Figure 2. The ultrasound system. Key: 1. Signal generator, 2. Electronic cable, 3. Ultrasound amplifier, 4. Electronic cable, 5. Ultrasound transmitter, 6. Reflection surface, 7. Ultrasound receiver, 9. Electronic cable, 9. Oscilloscope, 10. Echoless watertank.


Table 1. Relative surviver cell cell counts of one millilitre treated cell suspension after different exposition times.


Ultrasound power

Exposition time

7,5 [W/cm2]

4 min 3 sec

9,6 [W/cm2]

2 min 51 sec

10,5 [W/cm2]

2 min 39 sec

12 [W/cm2]

2 min 30 sec

Rel surv. Cell count










Figure 3. Relative survival  cell count (%)

Figure 4. Relative survival cfu


Table 2. Complete model function modelling the ultrasonic treatment of liquid suspensions



y=a*lnx0+b (x0=time, [min])

a=-1.9376*lnx1+0.4753 (x1= Ultrasound power, [W/cm2])

b=-1.5277*lnx1+26.567 (X1= Ultrasound power, [W/cm2])
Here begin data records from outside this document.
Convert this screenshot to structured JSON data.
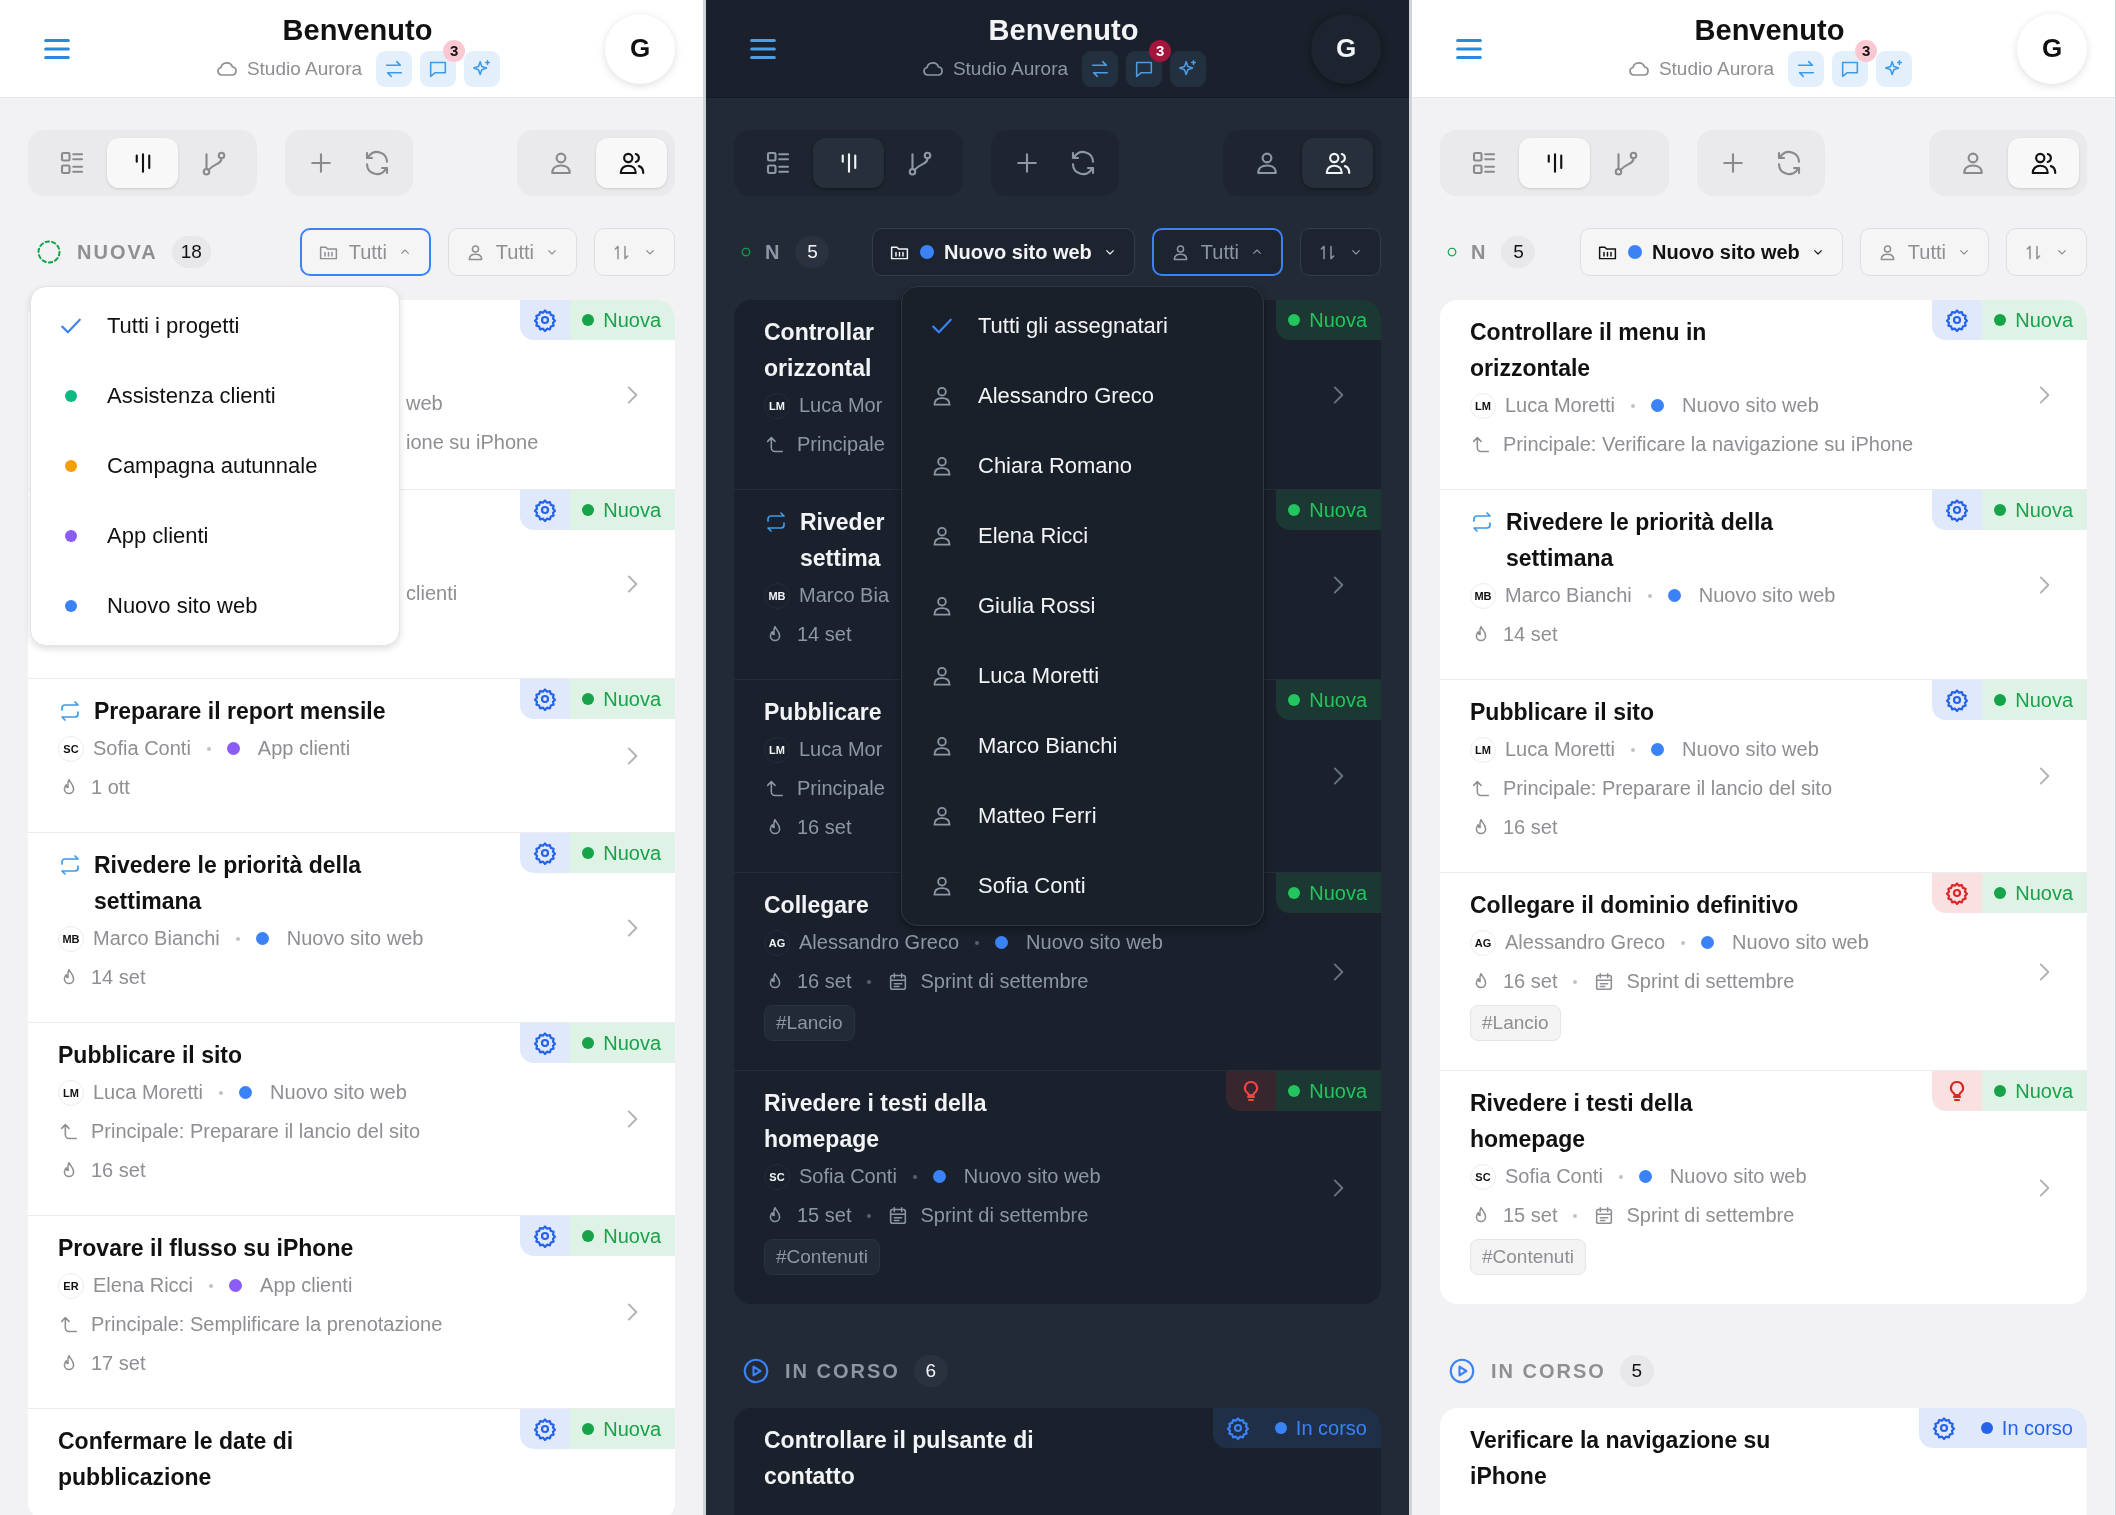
{
  "panels": [
    {
      "kind": "light",
      "header": {
        "title": "Benvenuto",
        "workspace": "Studio Aurora",
        "unread": "3",
        "avatar": "G"
      },
      "toolbar": {
        "views": [
          {
            "selected": false
          },
          {
            "selected": true
          },
          {
            "selected": false
          }
        ],
        "scopes": [
          {
            "selected": false
          },
          {
            "selected": true
          }
        ]
      },
      "column": {
        "label": "NUOVA",
        "count": "18",
        "compact": false
      },
      "filters": [
        {
          "kind": "project",
          "label": "Tutti",
          "open": true
        },
        {
          "kind": "assignee",
          "label": "Tutti",
          "open": false
        },
        {
          "kind": "sort",
          "open": false
        }
      ],
      "menu": {
        "kind": "project",
        "items": [
          {
            "label": "Tutti i progetti",
            "selected": true
          },
          {
            "label": "Assistenza clienti",
            "selected": false,
            "color": "#10b981"
          },
          {
            "label": "Campagna autunnale",
            "selected": false,
            "color": "#f59e0b"
          },
          {
            "label": "App clienti",
            "selected": false,
            "color": "#8b5cf6"
          },
          {
            "label": "Nuovo sito web",
            "selected": false,
            "color": "#3b82f6"
          }
        ]
      },
      "cards": [
        {
          "kind": "covered",
          "badge": {
            "kind": "settings",
            "color": "#2563eb",
            "status": {
              "text": "Nuova",
              "color": "#16a34a"
            }
          },
          "fragments": [
            "web",
            "ione su iPhone"
          ]
        },
        {
          "kind": "covered",
          "badge": {
            "kind": "settings",
            "color": "#2563eb",
            "status": {
              "text": "Nuova",
              "color": "#16a34a"
            }
          },
          "fragments": [
            "clienti"
          ]
        },
        {
          "kind": "task",
          "title": "Preparare il report mensile",
          "repeat": true,
          "initials": "SC",
          "assignee": "Sofia Conti",
          "project": {
            "name": "App clienti",
            "color": "#8b5cf6"
          },
          "date": "1 ott",
          "badge": {
            "kind": "settings",
            "color": "#2563eb",
            "status": {
              "text": "Nuova",
              "color": "#16a34a"
            }
          }
        },
        {
          "kind": "task",
          "title": "Rivedere le priorità della settimana",
          "repeat": true,
          "initials": "MB",
          "assignee": "Marco Bianchi",
          "project": {
            "name": "Nuovo sito web",
            "color": "#3b82f6"
          },
          "date": "14 set",
          "badge": {
            "kind": "settings",
            "color": "#2563eb",
            "status": {
              "text": "Nuova",
              "color": "#16a34a"
            }
          }
        },
        {
          "kind": "task",
          "title": "Pubblicare il sito",
          "repeat": false,
          "initials": "LM",
          "assignee": "Luca Moretti",
          "project": {
            "name": "Nuovo sito web",
            "color": "#3b82f6"
          },
          "parent": "Principale: Preparare il lancio del sito",
          "date": "16 set",
          "badge": {
            "kind": "settings",
            "color": "#2563eb",
            "status": {
              "text": "Nuova",
              "color": "#16a34a"
            }
          }
        },
        {
          "kind": "task",
          "title": "Provare il flusso su iPhone",
          "repeat": false,
          "initials": "ER",
          "assignee": "Elena Ricci",
          "project": {
            "name": "App clienti",
            "color": "#8b5cf6"
          },
          "parent": "Principale: Semplificare la prenotazione",
          "date": "17 set",
          "badge": {
            "kind": "settings",
            "color": "#2563eb",
            "status": {
              "text": "Nuova",
              "color": "#16a34a"
            }
          }
        },
        {
          "kind": "task",
          "title": "Confermare le date di pubblicazione",
          "repeat": false,
          "badge": {
            "kind": "settings",
            "color": "#2563eb",
            "status": {
              "text": "Nuova",
              "color": "#16a34a"
            }
          }
        }
      ]
    },
    {
      "kind": "dark",
      "header": {
        "title": "Benvenuto",
        "workspace": "Studio Aurora",
        "unread": "3",
        "avatar": "G"
      },
      "toolbar": {
        "views": [
          {
            "selected": false
          },
          {
            "selected": true
          },
          {
            "selected": false
          }
        ],
        "scopes": [
          {
            "selected": false
          },
          {
            "selected": true
          }
        ]
      },
      "column": {
        "label": "N",
        "count": "5",
        "compact": true
      },
      "filters": [
        {
          "kind": "project",
          "label": "Nuovo sito web",
          "color": "#3b82f6",
          "open": false
        },
        {
          "kind": "assignee",
          "label": "Tutti",
          "open": true
        },
        {
          "kind": "sort",
          "open": false
        }
      ],
      "menu": {
        "kind": "assignee",
        "items": [
          {
            "label": "Tutti gli assegnatari",
            "selected": true
          },
          {
            "label": "Alessandro Greco",
            "selected": false
          },
          {
            "label": "Chiara Romano",
            "selected": false
          },
          {
            "label": "Elena Ricci",
            "selected": false
          },
          {
            "label": "Giulia Rossi",
            "selected": false
          },
          {
            "label": "Luca Moretti",
            "selected": false
          },
          {
            "label": "Marco Bianchi",
            "selected": false
          },
          {
            "label": "Matteo Ferri",
            "selected": false
          },
          {
            "label": "Sofia Conti",
            "selected": false
          }
        ]
      },
      "cards": [
        {
          "kind": "task",
          "title": "Controllar\norizzontal",
          "repeat": false,
          "initials": "LM",
          "assignee": "Luca Mor",
          "parent": "Principale",
          "badge": {
            "status": {
              "text": "Nuova",
              "color": "#22c55e"
            }
          }
        },
        {
          "kind": "task",
          "title": "Riveder\nsettima",
          "repeat": true,
          "initials": "MB",
          "assignee": "Marco Bia",
          "date": "14 set",
          "badge": {
            "status": {
              "text": "Nuova",
              "color": "#22c55e"
            }
          }
        },
        {
          "kind": "task",
          "title": "Pubblicare",
          "repeat": false,
          "initials": "LM",
          "assignee": "Luca Mor",
          "parent": "Principale",
          "date": "16 set",
          "badge": {
            "status": {
              "text": "Nuova",
              "color": "#22c55e"
            }
          }
        },
        {
          "kind": "task",
          "title": "Collegare",
          "repeat": false,
          "initials": "AG",
          "assignee": "Alessandro Greco",
          "project": {
            "name": "Nuovo sito web",
            "color": "#3b82f6"
          },
          "date": "16 set",
          "sprint": "Sprint di settembre",
          "tag": "#Lancio",
          "badge": {
            "status": {
              "text": "Nuova",
              "color": "#22c55e"
            }
          }
        },
        {
          "kind": "task",
          "title": "Rivedere i testi della homepage",
          "repeat": false,
          "initials": "SC",
          "assignee": "Sofia Conti",
          "project": {
            "name": "Nuovo sito web",
            "color": "#3b82f6"
          },
          "date": "15 set",
          "sprint": "Sprint di settembre",
          "tag": "#Contenuti",
          "badge": {
            "kind": "idea",
            "color": "#ef4444",
            "status": {
              "text": "Nuova",
              "color": "#22c55e"
            }
          }
        }
      ],
      "next_section": {
        "label": "IN CORSO",
        "count": "6",
        "cards": [
          {
            "kind": "task",
            "title": "Controllare il pulsante di contatto",
            "repeat": false,
            "badge": {
              "kind": "settings",
              "color": "#3b82f6",
              "status": {
                "text": "In corso",
                "color": "#3b82f6"
              }
            }
          }
        ]
      }
    },
    {
      "kind": "light",
      "header": {
        "title": "Benvenuto",
        "workspace": "Studio Aurora",
        "unread": "3",
        "avatar": "G"
      },
      "toolbar": {
        "views": [
          {
            "selected": false
          },
          {
            "selected": true
          },
          {
            "selected": false
          }
        ],
        "scopes": [
          {
            "selected": false
          },
          {
            "selected": true
          }
        ]
      },
      "column": {
        "label": "N",
        "count": "5",
        "compact": true
      },
      "filters": [
        {
          "kind": "project",
          "label": "Nuovo sito web",
          "color": "#3b82f6",
          "open": false
        },
        {
          "kind": "assignee",
          "label": "Tutti",
          "open": false
        },
        {
          "kind": "sort",
          "open": false
        }
      ],
      "cards": [
        {
          "kind": "task",
          "title": "Controllare il menu in orizzontale",
          "repeat": false,
          "initials": "LM",
          "assignee": "Luca Moretti",
          "project": {
            "name": "Nuovo sito web",
            "color": "#3b82f6"
          },
          "parent": "Principale: Verificare la navigazione su iPhone",
          "badge": {
            "kind": "settings",
            "color": "#2563eb",
            "status": {
              "text": "Nuova",
              "color": "#16a34a"
            }
          }
        },
        {
          "kind": "task",
          "title": "Rivedere le priorità della settimana",
          "repeat": true,
          "initials": "MB",
          "assignee": "Marco Bianchi",
          "project": {
            "name": "Nuovo sito web",
            "color": "#3b82f6"
          },
          "date": "14 set",
          "badge": {
            "kind": "settings",
            "color": "#2563eb",
            "status": {
              "text": "Nuova",
              "color": "#16a34a"
            }
          }
        },
        {
          "kind": "task",
          "title": "Pubblicare il sito",
          "repeat": false,
          "initials": "LM",
          "assignee": "Luca Moretti",
          "project": {
            "name": "Nuovo sito web",
            "color": "#3b82f6"
          },
          "parent": "Principale: Preparare il lancio del sito",
          "date": "16 set",
          "badge": {
            "kind": "settings",
            "color": "#2563eb",
            "status": {
              "text": "Nuova",
              "color": "#16a34a"
            }
          }
        },
        {
          "kind": "task",
          "title": "Collegare il dominio definitivo",
          "repeat": false,
          "initials": "AG",
          "assignee": "Alessandro Greco",
          "project": {
            "name": "Nuovo sito web",
            "color": "#3b82f6"
          },
          "date": "16 set",
          "sprint": "Sprint di settembre",
          "tag": "#Lancio",
          "badge": {
            "kind": "settings",
            "color": "#dc2626",
            "status": {
              "text": "Nuova",
              "color": "#16a34a"
            }
          }
        },
        {
          "kind": "task",
          "title": "Rivedere i testi della homepage",
          "repeat": false,
          "initials": "SC",
          "assignee": "Sofia Conti",
          "project": {
            "name": "Nuovo sito web",
            "color": "#3b82f6"
          },
          "date": "15 set",
          "sprint": "Sprint di settembre",
          "tag": "#Contenuti",
          "badge": {
            "kind": "idea",
            "color": "#dc2626",
            "status": {
              "text": "Nuova",
              "color": "#16a34a"
            }
          }
        }
      ],
      "next_section": {
        "label": "IN CORSO",
        "count": "5",
        "cards": [
          {
            "kind": "task",
            "title": "Verificare la navigazione su iPhone",
            "repeat": false,
            "badge": {
              "kind": "settings",
              "color": "#2563eb",
              "status": {
                "text": "In corso",
                "color": "#2563eb"
              }
            }
          }
        ]
      }
    }
  ]
}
Figure 5. Model function in relation to the real values